Hi from Germany, and thanks for your blog, a sensible voice in worrisome times. Keep it up.
All the best, and merry christmas
-Stefan.

WVMan said...

Liked your blog, Loved your message,
Dems will be better,if we pressure them.
Dennis Kucinitch `08

Lori Manning said...

Interesting isn't it, that Pythagoras believed unity anulls differences and the harmony of the multiple ends in SILENCE.
This was mostly his thought and theory about reality and the origin of matter in numbers but, translate it any way you want and it speaks volumes about where this country needs to be. United for ourselves and for the proliferation of truth and harmony in the world.
I likle your blog, rock on!

Steph said...

I appreciate your straight-forward opinions about the politics of your country. It's a topic on the lips of people all over the world, but so often we don't get an honest American perspective. It's so refreshing! Congrats on your 'Blogs of Note' status- it's well deserved!

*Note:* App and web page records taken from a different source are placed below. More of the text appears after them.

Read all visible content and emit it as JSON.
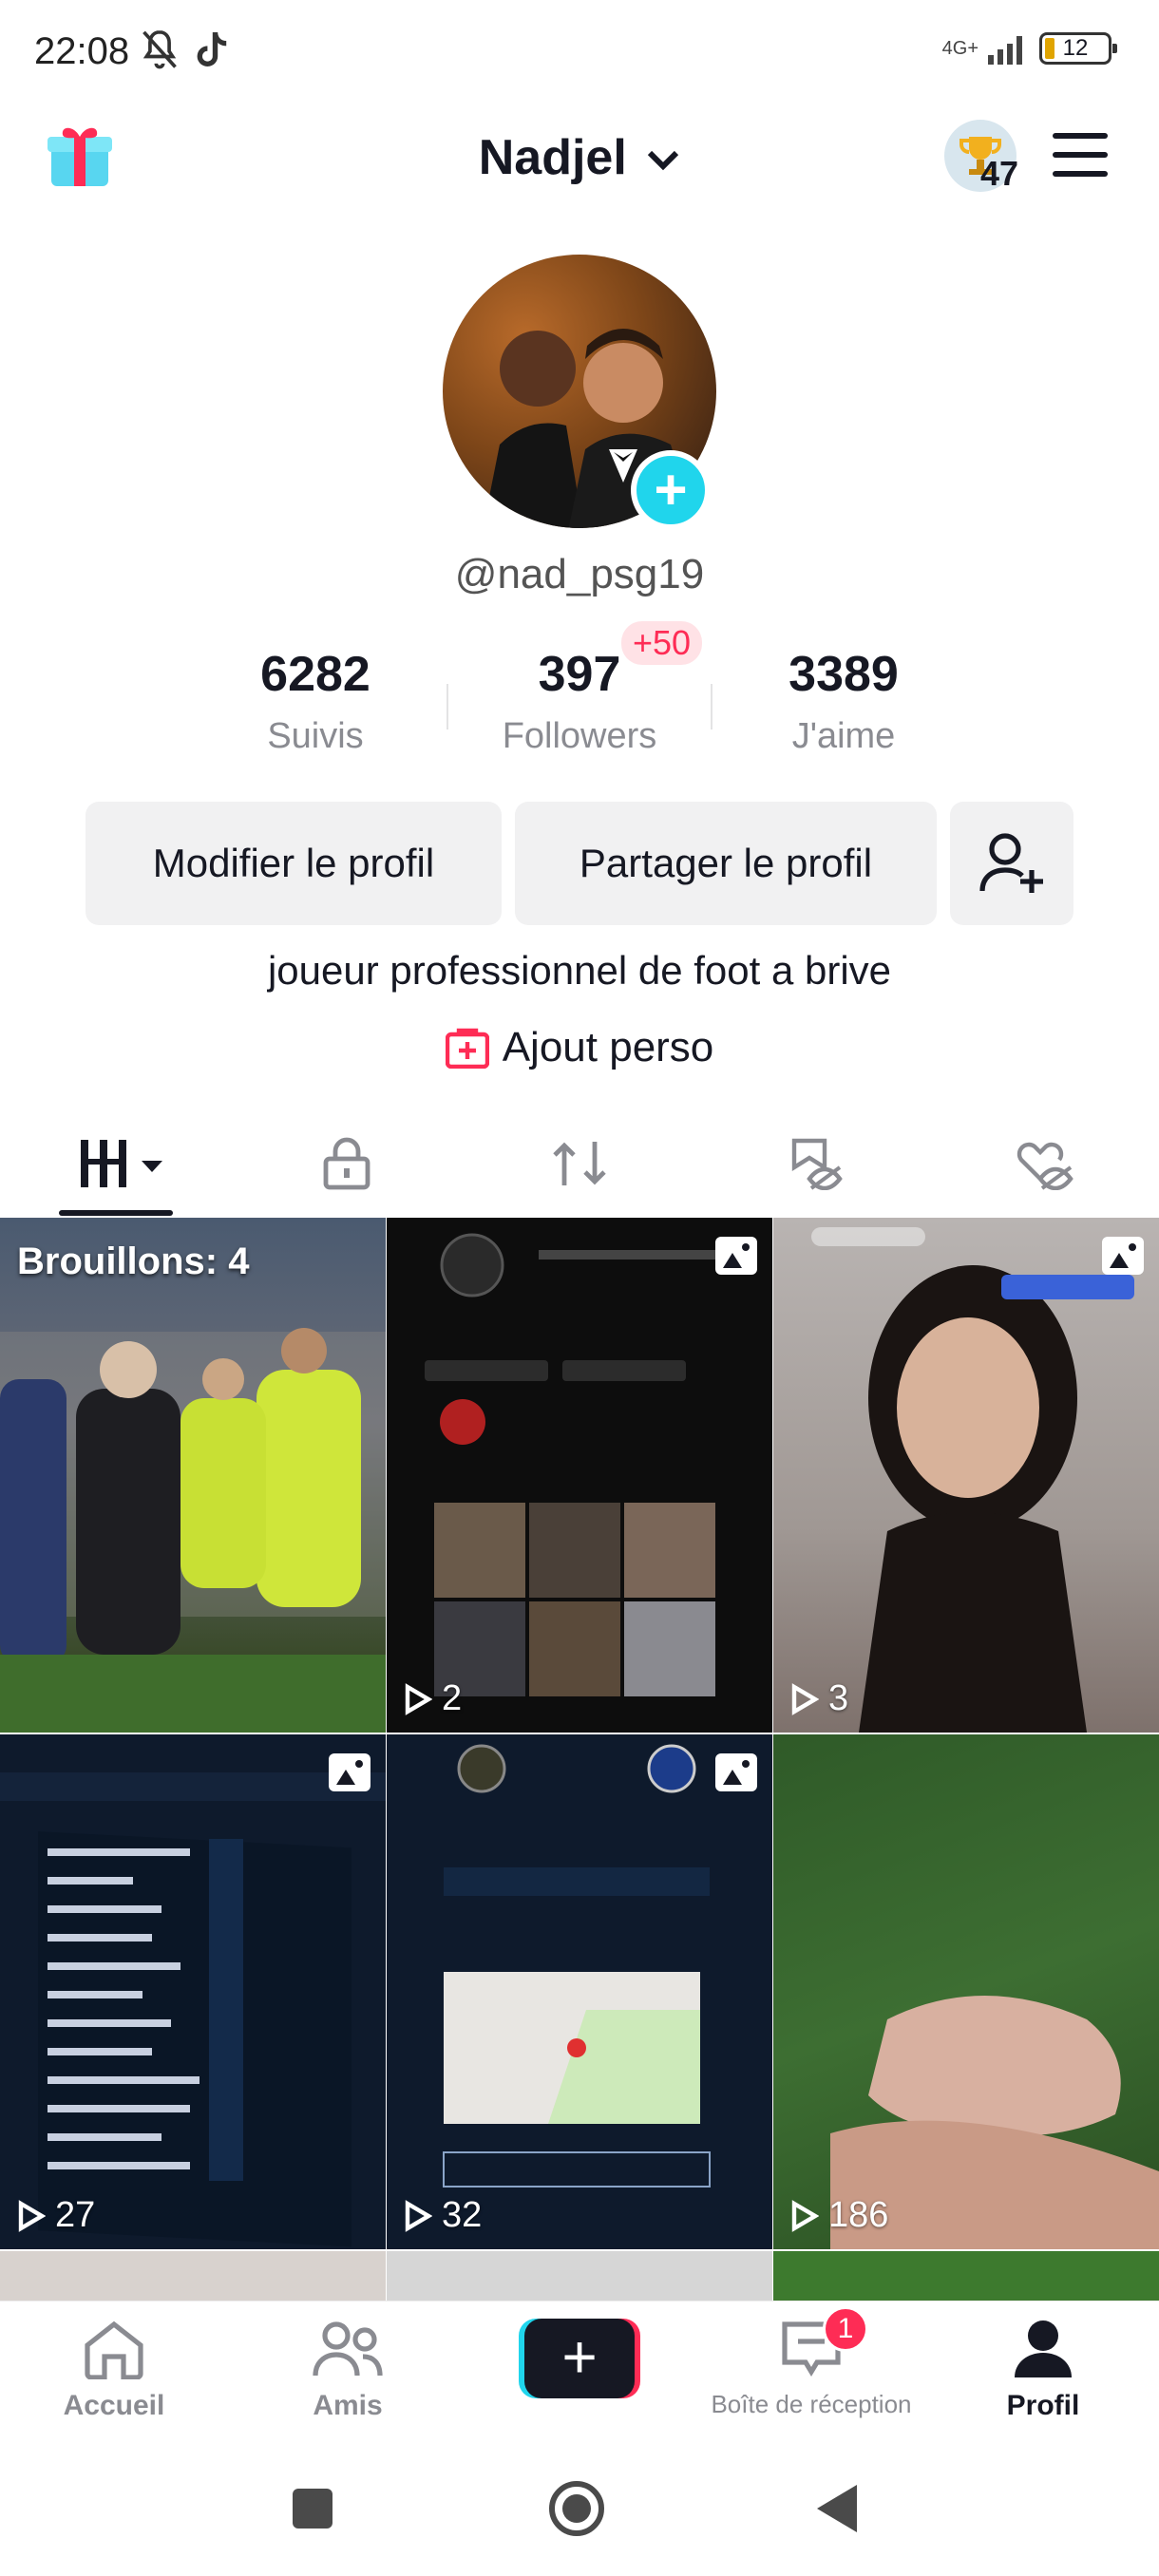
{
  "status_bar": {
    "time": "22:08",
    "network": "4G+",
    "battery": "12"
  },
  "header": {
    "username": "Nadjel",
    "trophy_count": "47"
  },
  "profile": {
    "handle": "@nad_psg19",
    "stats": [
      {
        "value": "6282",
        "label": "Suivis"
      },
      {
        "value": "397",
        "label": "Followers"
      },
      {
        "value": "3389",
        "label": "J'aime"
      }
    ],
    "followers_delta": "+50",
    "edit_button": "Modifier le profil",
    "share_button": "Partager le profil",
    "bio": "joueur professionnel de foot a brive",
    "link_label": "Ajout perso"
  },
  "grid": {
    "drafts_label": "Brouillons: 4",
    "cells": [
      {
        "views": ""
      },
      {
        "views": "2"
      },
      {
        "views": "3"
      },
      {
        "views": "27"
      },
      {
        "views": "32"
      },
      {
        "views": "186"
      }
    ]
  },
  "bottom_nav": {
    "home": "Accueil",
    "friends": "Amis",
    "inbox": "Boîte de réception",
    "inbox_badge": "1",
    "profile": "Profil"
  },
  "colors": {
    "accent": "#fe2c55",
    "cyan": "#20d5ec",
    "text": "#161823",
    "muted": "#8a8b91"
  }
}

Morgan Green said...

I also believe that the Democrats need to get their act together and that they might fail us, even now that they control the house. Their past doesn't inspire much confidence, while the Republicans win somehow with mixed messages carefully designed and delivered to the foolish masses.

Morgan Green Visit upliftingthoughts.org

Snickering Corpses said...

Quote: They're still a better alternative to the republicans-- but by what measure it's hard to say.

It's interesting, because from the other side of the aisle, I've felt the same way. "The Republicans are still a better alternative to the Democrats -- but by what measure it's hard to say."

As a Republican, I was disappointed to see the last congress spend pork money just as badly as their Democratic predecessors, and a thorough lack of movement on the issues that are important to me. I was reading BBC evaluations of the election afterwards, and it struck me that most of their commentators essentially said that it wasn't that the Democrats won by inspiring with ideas. It was that the Republicans lost by doing nothing inspiring to their own voters.

Even aside from which side either of us is on, I think it's sad that neither side really provided anything inspiring. As one source put it, the Democratic campaign slogan was "We're not Bush", and the Republican one was often "We're not Bush either."

Becks said...

I would have to agree with theotherwaldo...not the monkey thing, but yawn! That said, ... Bush, the worst president? Hello, Nixon anyone? Or better yet Jimmy Carter. Come on. Don't you democrats have anything better to do than complain about republicans and the weather. I'm not up for a political debate being a self proclaimed political idiot...but even I can see the obvious.